[App and web page records]

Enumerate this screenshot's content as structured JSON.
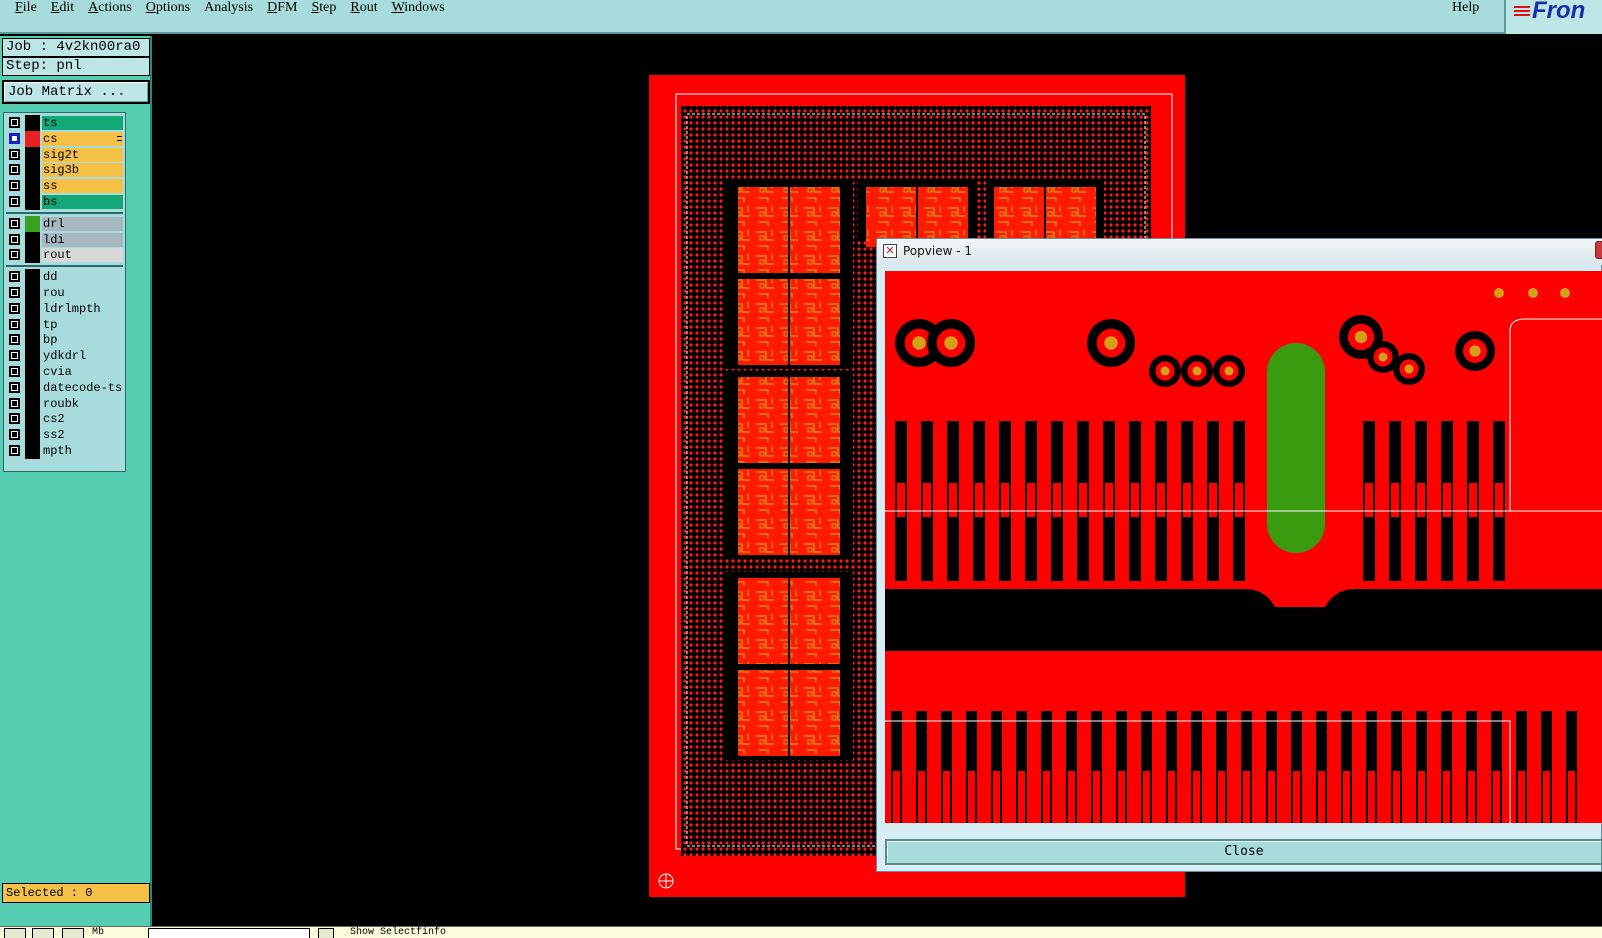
{
  "menubar": {
    "items": [
      {
        "mnemonic": "F",
        "rest": "ile"
      },
      {
        "mnemonic": "E",
        "rest": "dit"
      },
      {
        "mnemonic": "A",
        "rest": "ctions"
      },
      {
        "mnemonic": "O",
        "rest": "ptions"
      },
      {
        "mnemonic": "",
        "rest": "Analysis"
      },
      {
        "mnemonic": "D",
        "rest": "FM"
      },
      {
        "mnemonic": "S",
        "rest": "tep"
      },
      {
        "mnemonic": "R",
        "rest": "out"
      },
      {
        "mnemonic": "W",
        "rest": "indows"
      }
    ],
    "help_label": "Help",
    "logo_text": "Fron"
  },
  "left": {
    "job_label": "Job : 4v2kn00ra0",
    "step_label": "Step: pnl",
    "job_matrix_label": "Job Matrix ...",
    "layers": [
      {
        "name": "ts",
        "color": "#12a878",
        "checked": true,
        "group": 1
      },
      {
        "name": "cs",
        "color": "#f4c045",
        "checked": true,
        "swatch": "#e82020",
        "active": true,
        "group": 1
      },
      {
        "name": "sig2t",
        "color": "#f4c045",
        "checked": true,
        "group": 1
      },
      {
        "name": "sig3b",
        "color": "#f4c045",
        "checked": true,
        "group": 1
      },
      {
        "name": "ss",
        "color": "#f4c045",
        "checked": true,
        "group": 1
      },
      {
        "name": "bs",
        "color": "#12a878",
        "checked": true,
        "group": 1
      },
      {
        "name": "drl",
        "color": "#a8b8c0",
        "checked": true,
        "swatch": "#3aa020",
        "group": 2
      },
      {
        "name": "ldi",
        "color": "#a8b8c0",
        "checked": true,
        "group": 2
      },
      {
        "name": "rout",
        "color": "#d8d8d8",
        "checked": true,
        "group": 2
      },
      {
        "name": "dd",
        "color": "#a8dcdc",
        "checked": true,
        "group": 3
      },
      {
        "name": "rou",
        "color": "#a8dcdc",
        "checked": true,
        "group": 3
      },
      {
        "name": "ldrlmpth",
        "color": "#a8dcdc",
        "checked": true,
        "group": 3
      },
      {
        "name": "tp",
        "color": "#a8dcdc",
        "checked": true,
        "group": 3
      },
      {
        "name": "bp",
        "color": "#a8dcdc",
        "checked": true,
        "group": 3
      },
      {
        "name": "ydkdrl",
        "color": "#a8dcdc",
        "checked": true,
        "group": 3
      },
      {
        "name": "cvia",
        "color": "#a8dcdc",
        "checked": true,
        "group": 3
      },
      {
        "name": "datecode-ts",
        "color": "#a8dcdc",
        "checked": true,
        "group": 3
      },
      {
        "name": "roubk",
        "color": "#a8dcdc",
        "checked": true,
        "group": 3
      },
      {
        "name": "cs2",
        "color": "#a8dcdc",
        "checked": true,
        "group": 3
      },
      {
        "name": "ss2",
        "color": "#a8dcdc",
        "checked": true,
        "group": 3
      },
      {
        "name": "mpth",
        "color": "#a8dcdc",
        "checked": true,
        "group": 3
      }
    ],
    "selected_label": "Selected : 0"
  },
  "statusbar": {
    "text_a": "Mb",
    "text_b": "Show Selectfinfo"
  },
  "popview": {
    "title": "Popview - 1",
    "close_label": "Close"
  },
  "colors": {
    "copper": "#ff0000",
    "gold": "#d4a017",
    "drill": "#3a9a10",
    "panel": "#55cdb0"
  }
}
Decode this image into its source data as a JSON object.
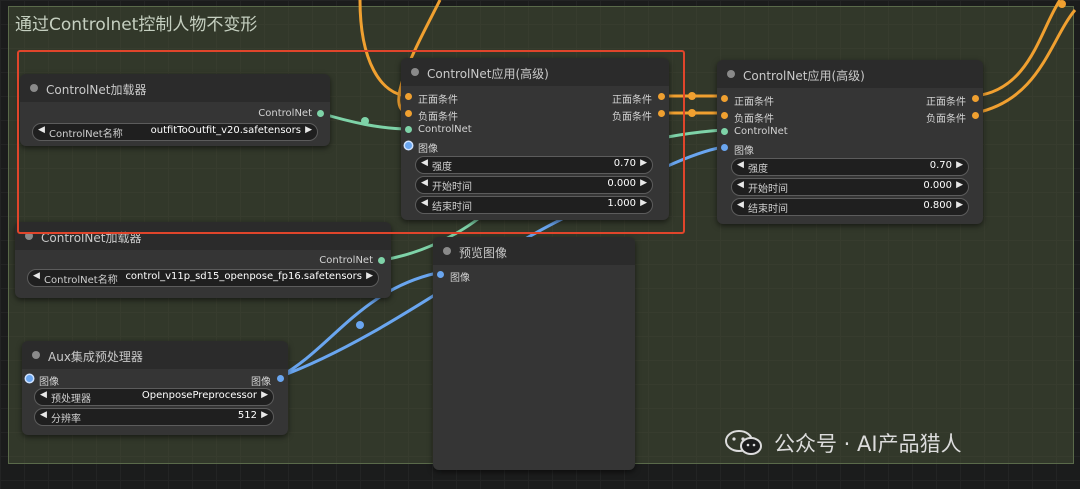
{
  "group": {
    "title": "通过Controlnet控制人物不变形"
  },
  "loader1": {
    "title": "ControlNet加载器",
    "output": "ControlNet",
    "widget": {
      "label": "ControlNet名称",
      "value": "outfitToOutfit_v20.safetensors"
    }
  },
  "apply1": {
    "title": "ControlNet应用(高级)",
    "inputs": [
      "正面条件",
      "负面条件",
      "ControlNet",
      "图像"
    ],
    "outputs": [
      "正面条件",
      "负面条件"
    ],
    "widgets": [
      {
        "label": "强度",
        "value": "0.70"
      },
      {
        "label": "开始时间",
        "value": "0.000"
      },
      {
        "label": "结束时间",
        "value": "1.000"
      }
    ]
  },
  "apply2": {
    "title": "ControlNet应用(高级)",
    "inputs": [
      "正面条件",
      "负面条件",
      "ControlNet",
      "图像"
    ],
    "outputs": [
      "正面条件",
      "负面条件"
    ],
    "widgets": [
      {
        "label": "强度",
        "value": "0.70"
      },
      {
        "label": "开始时间",
        "value": "0.000"
      },
      {
        "label": "结束时间",
        "value": "0.800"
      }
    ]
  },
  "loader2": {
    "title": "ControlNet加载器",
    "output": "ControlNet",
    "widget": {
      "label": "ControlNet名称",
      "value": "control_v11p_sd15_openpose_fp16.safetensors"
    }
  },
  "preview": {
    "title": "预览图像",
    "input": "图像"
  },
  "aux": {
    "title": "Aux集成预处理器",
    "input": "图像",
    "output": "图像",
    "widgets": [
      {
        "label": "预处理器",
        "value": "OpenposePreprocessor"
      },
      {
        "label": "分辨率",
        "value": "512"
      }
    ]
  },
  "watermark": {
    "text": "公众号 · AI产品猎人"
  },
  "icons": {
    "arrow_left": "◀",
    "arrow_right": "▶",
    "wechat": "wechat-icon"
  },
  "colors": {
    "conditioning_wire": "#f0a030",
    "controlnet_wire": "#7ed3a8",
    "image_wire": "#6aa6f0",
    "highlight": "#e0452b",
    "group_fill": "#505c3c"
  }
}
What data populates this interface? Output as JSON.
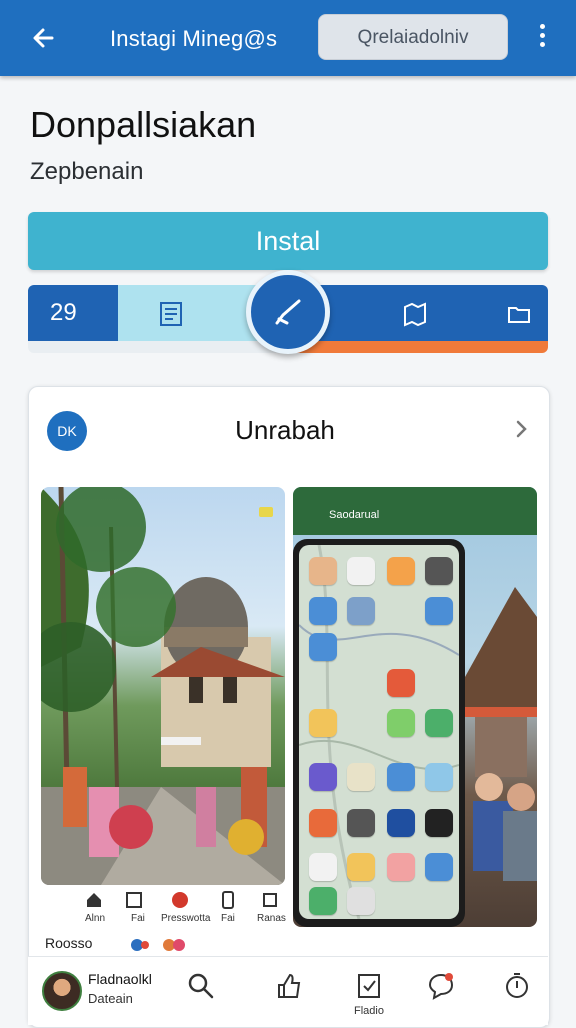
{
  "appbar": {
    "title": "Instagi Mineg@s",
    "pill_label": "Qrelaiadolniv",
    "back_icon": "arrow-left-icon",
    "menu_icon": "kebab-menu-icon"
  },
  "header": {
    "title": "Donpallsiakan",
    "subtitle": "Zepbenain"
  },
  "install_label": "Instal",
  "statbar": {
    "count": "29",
    "icons": [
      "document-icon",
      "edit-pen-icon",
      "map-icon",
      "folder-icon"
    ]
  },
  "card": {
    "badge": "DK",
    "title": "Unrabah",
    "shot2_label": "Saodarual",
    "captions": [
      "Alnn",
      "Fai",
      "Presswotta",
      "Fai",
      "Ranas"
    ],
    "footer_label": "Roosso"
  },
  "bottomnav": {
    "name": "Fladnaolkl",
    "sub": "Dateain",
    "active_label": "Fladio"
  },
  "colors": {
    "appbar": "#1f6fbf",
    "install": "#3fb3cf",
    "accent_blue": "#1f63b3",
    "accent_orange": "#f07a3a"
  }
}
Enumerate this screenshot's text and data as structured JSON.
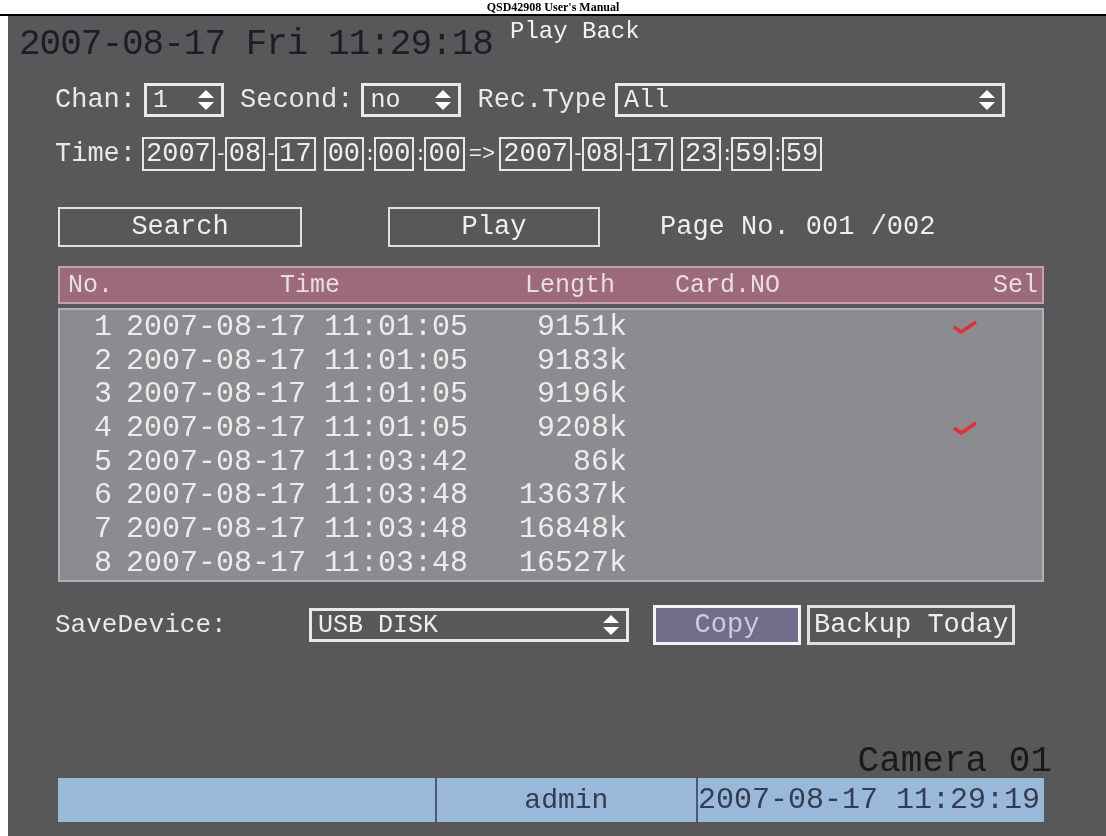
{
  "document_header": "QSD42908 User's Manual",
  "screen": {
    "clock": "2007-08-17 Fri 11:29:18",
    "title": "Play Back",
    "filters": [
      {
        "label": "Chan:",
        "value": "1",
        "kind": "short"
      },
      {
        "label": "Second:",
        "value": "no",
        "kind": "medium"
      },
      {
        "label": "Rec.Type",
        "value": "All",
        "kind": "long"
      }
    ],
    "time": {
      "label": "Time:",
      "date_sep": "-",
      "time_sep": ":",
      "arrow": "=>",
      "start": [
        "2007",
        "08",
        "17",
        "00",
        "00",
        "00"
      ],
      "end": [
        "2007",
        "08",
        "17",
        "23",
        "59",
        "59"
      ]
    },
    "actions": [
      {
        "label": "Search"
      },
      {
        "label": "Play"
      }
    ],
    "page_no": "Page No. 001 /002",
    "table": {
      "columns": [
        "No.",
        "Time",
        "Length",
        "Card.NO",
        "Sel"
      ],
      "rows": [
        {
          "no": "1",
          "time": "2007-08-17 11:01:05",
          "length": "9151k",
          "selected": true
        },
        {
          "no": "2",
          "time": "2007-08-17 11:01:05",
          "length": "9183k",
          "selected": false
        },
        {
          "no": "3",
          "time": "2007-08-17 11:01:05",
          "length": "9196k",
          "selected": false
        },
        {
          "no": "4",
          "time": "2007-08-17 11:01:05",
          "length": "9208k",
          "selected": true
        },
        {
          "no": "5",
          "time": "2007-08-17 11:03:42",
          "length": "86k",
          "selected": false
        },
        {
          "no": "6",
          "time": "2007-08-17 11:03:48",
          "length": "13637k",
          "selected": false
        },
        {
          "no": "7",
          "time": "2007-08-17 11:03:48",
          "length": "16848k",
          "selected": false
        },
        {
          "no": "8",
          "time": "2007-08-17 11:03:48",
          "length": "16527k",
          "selected": false
        }
      ]
    },
    "save_device": {
      "label": "SaveDevice:",
      "value": "USB DISK"
    },
    "buttons": [
      {
        "label": "Copy",
        "focused": true
      },
      {
        "label": "Backup Today",
        "focused": false
      }
    ],
    "camera_label": "Camera 01",
    "status_bar": {
      "user": "admin",
      "datetime": "2007-08-17 11:29:19"
    }
  }
}
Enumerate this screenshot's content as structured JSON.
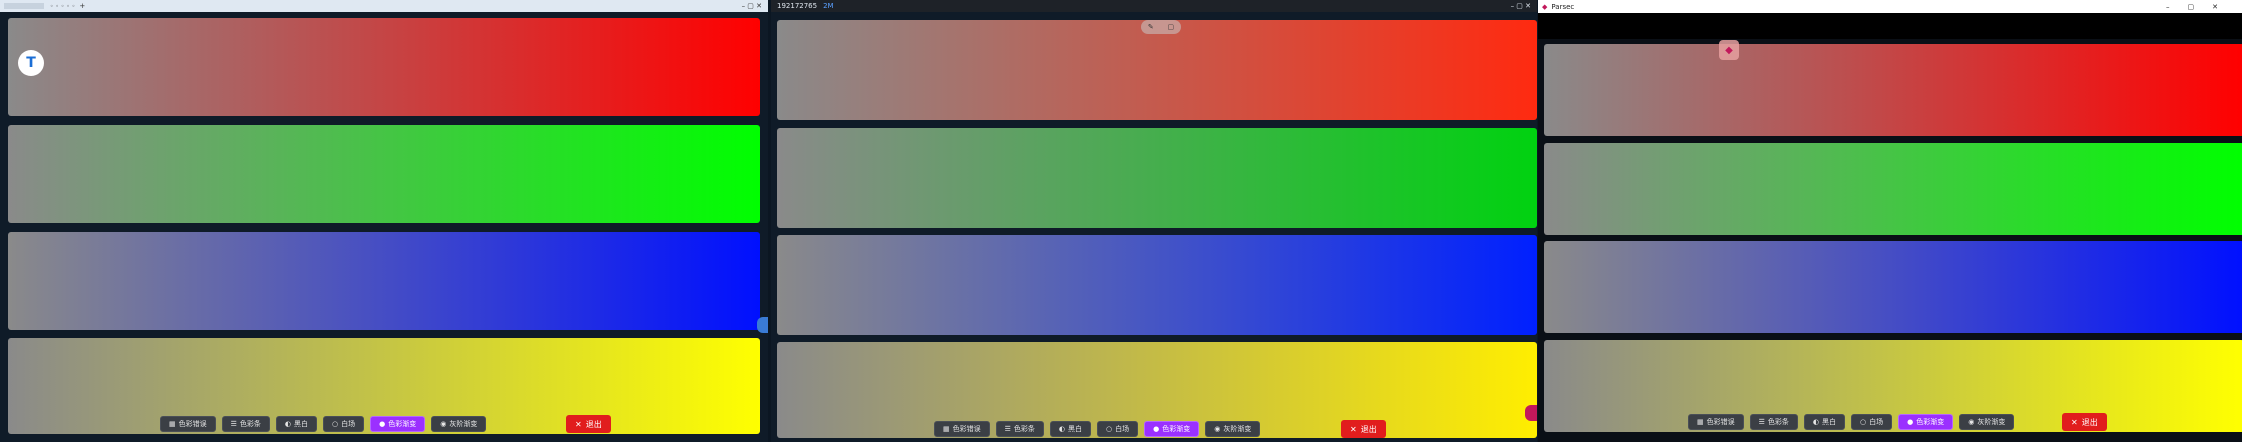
{
  "colors": {
    "red_end": "#ff0000",
    "green_end": "#00ff00",
    "blue_end": "#0010ff",
    "yellow_end": "#ffff00",
    "gray_start": "#8a8a8a",
    "accent": "#9b30ff",
    "exit": "#e11d1d"
  },
  "middle": {
    "title": "192172765",
    "badge": "2M"
  },
  "right": {
    "title": "Parsec"
  },
  "toolbar": {
    "items": [
      "色彩错误",
      "色彩条",
      "黑白",
      "白场",
      "色彩渐变",
      "灰阶渐变"
    ],
    "exit_label": "退出"
  }
}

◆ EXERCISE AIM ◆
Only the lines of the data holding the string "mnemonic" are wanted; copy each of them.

◆ RESULT FOR THIS TASK ◆
        "mnemonic": "F",
        "mnemonic": "E",
        "mnemonic": "A",
        "mnemonic": "O",
        "mnemonic": "",
        "mnemonic": "D",
        "mnemonic": "S",
        "mnemonic": "R",
        "mnemonic": "W",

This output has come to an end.